'Chipmunk' is more of a novelty rose. "Peanut butter-colored in the bud stage opening to grape jelly," is how Chaffin described it. Porter, however, a rosarian who has also been test growing 'Chipmunk' in his yard, thinks the color is closer to raspberry jam.
Pixie Treasures usually finds only two or three new roses worth propagating per season out of approximately 1,000 crosses. That may not seem like a successful ratio, but compared to Jackson & Perkins, Chaffin's batting average is phenomenal.
(Though she seeks input from her mother about which parent plants to cross, Chaffin--with 10 years hybridization experience--does all the nursery's actual hybridizing). Jackson and Perkins claim to grow, examine, and discard 100,000 hybrid seedlings for every one they introduce to the public.
The exciting thing about miniature roses, Chaffin said, is that you don't need a country estate to be a successful hybridizer. Pixie Treasures occupies only 1 1/3 acres, not all of which is in production.
"If you have less space, and you're it as far as manpower goes, you have to be more selective," Chaffin said. "But anyone with an average back yard can grow enough varieties to experiment with hybridizing miniatures."
Most miniature rose hybridizers in the business started as or still are back-yard operations, Porter said.
The more experience you gain, the more fun you have with hybridizing, Chaffin said.
"When I'm considering crosses, now I know not only how the potential parent plants have performed over a number of seasons, but how the grandparents performed, too. I've seen what happened when I crossed them with other plants, so I can make a better guess about the results."

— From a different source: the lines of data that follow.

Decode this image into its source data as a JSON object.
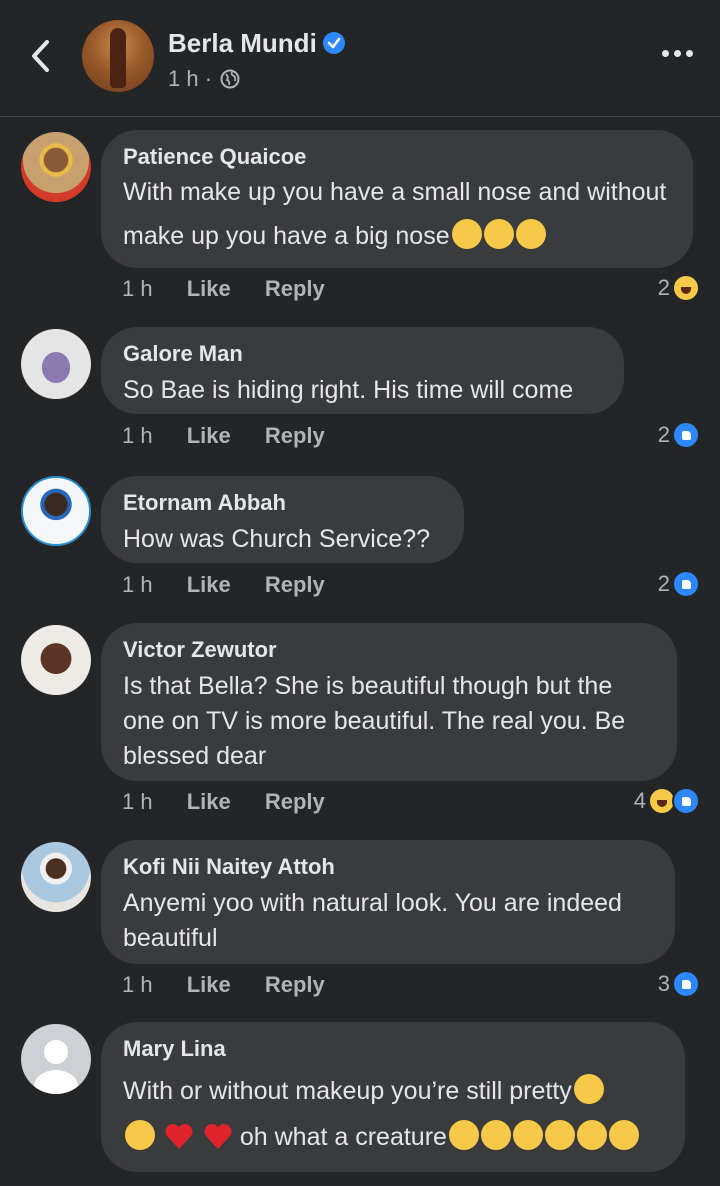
{
  "header": {
    "page_name": "Berla Mundi",
    "meta_time": "1 h ·"
  },
  "comments": [
    {
      "author": "Patience Quaicoe",
      "text": "With make up you have a small nose and without make up you have a big nose",
      "emoji_suffix": [
        "rofl-emoji",
        "rofl-emoji",
        "rofl-emoji"
      ],
      "time": "1 h",
      "like": "Like",
      "reply": "Reply",
      "reaction_count": "2",
      "reactions": [
        "haha"
      ],
      "avatar_color": "#b8874e"
    },
    {
      "author": "Galore Man",
      "text": "So Bae is hiding right. His time will come",
      "time": "1 h",
      "like": "Like",
      "reply": "Reply",
      "reaction_count": "2",
      "reactions": [
        "like"
      ],
      "avatar_color": "#d9d9d9"
    },
    {
      "author": "Etornam Abbah",
      "text": "How was Church Service??",
      "time": "1 h",
      "like": "Like",
      "reply": "Reply",
      "reaction_count": "2",
      "reactions": [
        "like"
      ],
      "avatar_color": "#eaf4f8"
    },
    {
      "author": "Victor Zewutor",
      "text": "Is that Bella? She is beautiful though but the one on TV is more beautiful. The real you. Be blessed dear",
      "time": "1 h",
      "like": "Like",
      "reply": "Reply",
      "reaction_count": "4",
      "reactions": [
        "haha",
        "like"
      ],
      "avatar_color": "#e8e2dc"
    },
    {
      "author": "Kofi Nii Naitey Attoh",
      "text": "Anyemi yoo with natural look. You are indeed beautiful",
      "time": "1 h",
      "like": "Like",
      "reply": "Reply",
      "reaction_count": "3",
      "reactions": [
        "like"
      ],
      "avatar_color": "#e6e6e0"
    },
    {
      "author": "Mary Lina",
      "text_line1": "With or without makeup you’re still pretty",
      "text_line2": "oh what a creature",
      "avatar_color": "#cdd0d4"
    }
  ]
}
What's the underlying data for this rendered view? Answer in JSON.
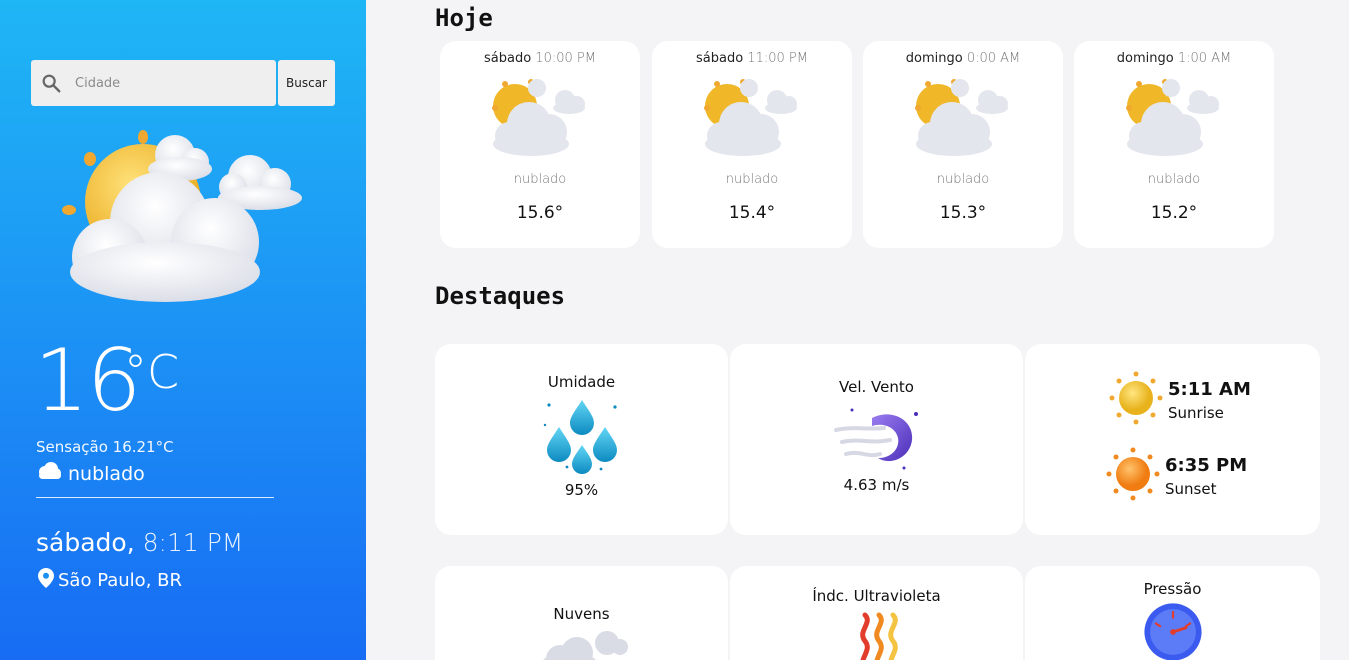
{
  "search": {
    "placeholder": "Cidade",
    "button_label": "Buscar"
  },
  "current": {
    "temp": "16",
    "unit": "°C",
    "feels_like": "Sensação 16.21°C",
    "condition": "nublado",
    "day": "sábado,",
    "time": "8:11 PM",
    "location": "São Paulo, BR"
  },
  "today": {
    "title": "Hoje",
    "forecast": [
      {
        "day": "sábado",
        "hour": "10:00 PM",
        "desc": "nublado",
        "temp": "15.6°"
      },
      {
        "day": "sábado",
        "hour": "11:00 PM",
        "desc": "nublado",
        "temp": "15.4°"
      },
      {
        "day": "domingo",
        "hour": "0:00 AM",
        "desc": "nublado",
        "temp": "15.3°"
      },
      {
        "day": "domingo",
        "hour": "1:00 AM",
        "desc": "nublado",
        "temp": "15.2°"
      }
    ]
  },
  "highlights": {
    "title": "Destaques",
    "humidity": {
      "label": "Umidade",
      "value": "95%"
    },
    "wind": {
      "label": "Vel. Vento",
      "value": "4.63 m/s"
    },
    "sunrise": {
      "time": "5:11 AM",
      "label": "Sunrise"
    },
    "sunset": {
      "time": "6:35 PM",
      "label": "Sunset"
    },
    "clouds": {
      "label": "Nuvens"
    },
    "uv": {
      "label": "Índc. Ultravioleta"
    },
    "pressure": {
      "label": "Pressão"
    }
  },
  "colors": {
    "sidebar_top": "#1fb6f5",
    "sidebar_bottom": "#176cf3",
    "background": "#f4f4f6"
  }
}
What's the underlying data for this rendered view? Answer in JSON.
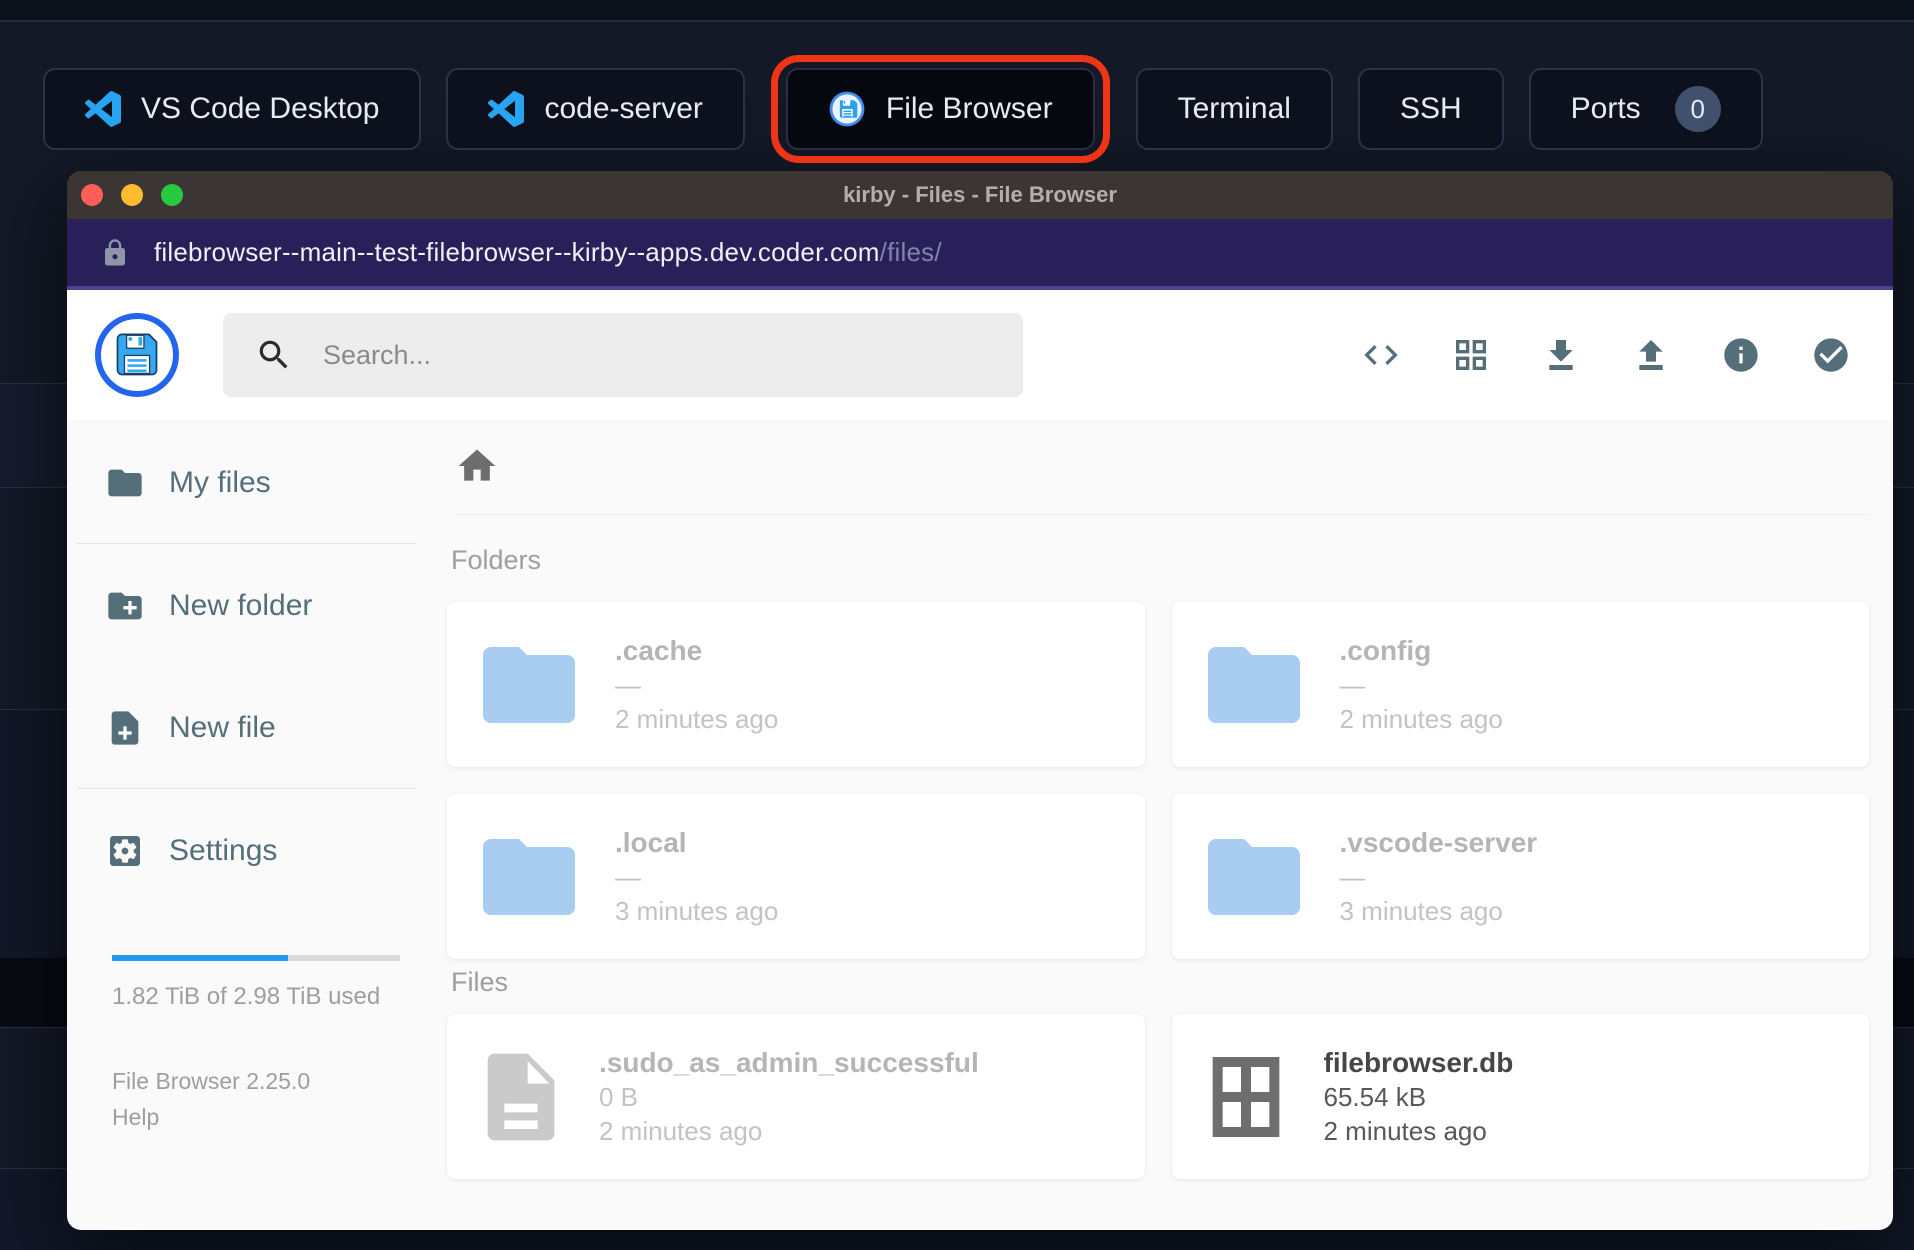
{
  "topbar": {
    "tabs": {
      "vscode_desktop": {
        "label": "VS Code Desktop",
        "icon": "vscode-icon"
      },
      "code_server": {
        "label": "code-server",
        "icon": "vscode-icon"
      },
      "file_browser": {
        "label": "File Browser",
        "icon": "filebrowser-icon",
        "active": true,
        "annotated": true
      },
      "terminal": {
        "label": "Terminal"
      },
      "ssh": {
        "label": "SSH"
      },
      "ports": {
        "label": "Ports",
        "badge": "0"
      }
    },
    "annotation_color": "#f03418"
  },
  "window": {
    "title": "kirby - Files - File Browser",
    "url": {
      "host": "filebrowser--main--test-filebrowser--kirby--apps.dev.coder.com",
      "path": "/files/"
    }
  },
  "toolbar": {
    "search_placeholder": "Search...",
    "icons": [
      "shell-icon",
      "grid-view-icon",
      "download-icon",
      "upload-icon",
      "info-icon",
      "select-multiple-icon"
    ]
  },
  "sidebar": {
    "items": [
      {
        "label": "My files",
        "icon": "folder-icon"
      },
      {
        "label": "New folder",
        "icon": "new-folder-icon"
      },
      {
        "label": "New file",
        "icon": "new-file-icon"
      },
      {
        "label": "Settings",
        "icon": "settings-icon"
      }
    ],
    "usage": {
      "label": "1.82 TiB of 2.98 TiB used",
      "percent": 61
    },
    "version": "File Browser 2.25.0",
    "help": "Help"
  },
  "listing": {
    "sections": [
      {
        "title": "Folders",
        "items": [
          {
            "name": ".cache",
            "size": "—",
            "modified": "2 minutes ago",
            "icon": "folder",
            "hidden": true
          },
          {
            "name": ".config",
            "size": "—",
            "modified": "2 minutes ago",
            "icon": "folder",
            "hidden": true
          },
          {
            "name": ".local",
            "size": "—",
            "modified": "3 minutes ago",
            "icon": "folder",
            "hidden": true
          },
          {
            "name": ".vscode-server",
            "size": "—",
            "modified": "3 minutes ago",
            "icon": "folder",
            "hidden": true
          }
        ]
      },
      {
        "title": "Files",
        "items": [
          {
            "name": ".sudo_as_admin_successful",
            "size": "0 B",
            "modified": "2 minutes ago",
            "icon": "file",
            "hidden": true
          },
          {
            "name": "filebrowser.db",
            "size": "65.54 kB",
            "modified": "2 minutes ago",
            "icon": "db-grid",
            "hidden": false
          }
        ]
      }
    ]
  },
  "colors": {
    "accent_blue": "#2196f3",
    "folder_blue": "#a9ccf1",
    "slate_icon": "#546e7a",
    "annotation_red": "#f03418",
    "urlbar_purple": "#2a2059",
    "titlebar_brown": "#3b3533"
  }
}
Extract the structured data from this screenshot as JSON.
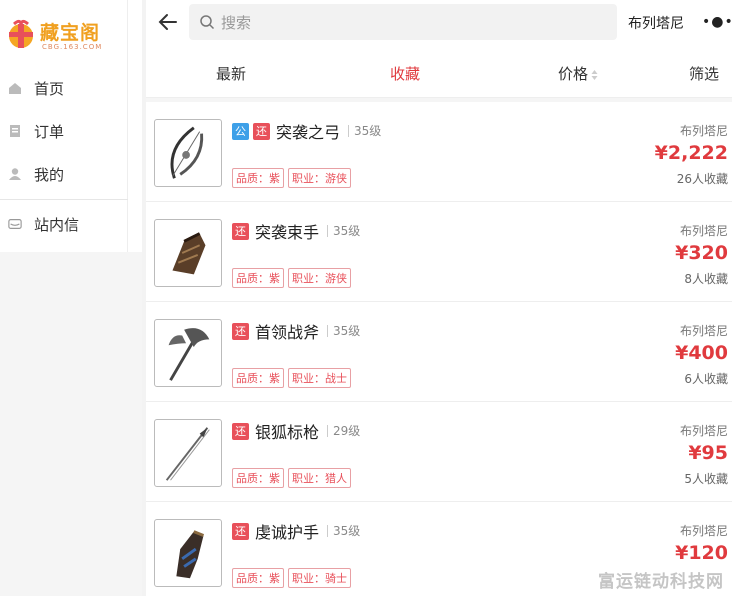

A guess it still is, though, she said.
"Rose hybridizing will always be chancier than horse breeding," Chaffin said with a grin. "There are lots of surprises."
Another nice aspect about hybridizing, she said, is that, like being a parent, you don't know what you've produced until it's aged enough to show some character.
"I knew 'Savannah Miss' (a pale apricot, classic tea rose with the bonus of fragrance) was going to be a good rose right from the start," she said, "but I didn't know how good. It just keeps getting better."
Porter feels the same about 'Starla,' a creamy white miniature that Pixie Treasures introduced several seasons ago.
"If there's a nicer white on the market, I haven't seen it," he said.
Cralle is looking forward to several more decades of seeing seedlings reach fruition. "It's a phenomenon of this business--maybe because we work in such beautiful settings--but nurserymen live long, long, long lives," she said. "I hope to, too."
Chaffin and her mother have Canadian and English stock they've imported to experiment with. "Their hybridizers are mainly concerned with creating masses of color, and, since miniatures are used more for landscaping than cut flowers, that's what we want, too," Chaffin said.
And there are David Austins to play with. "His roses almost all smell good, so maybe we can get more fragrance into miniatures that way."
Finding a cross that bears the perfect rose remains her dream. Chaffin may never reach it, but she and her mother will continue working hard trying.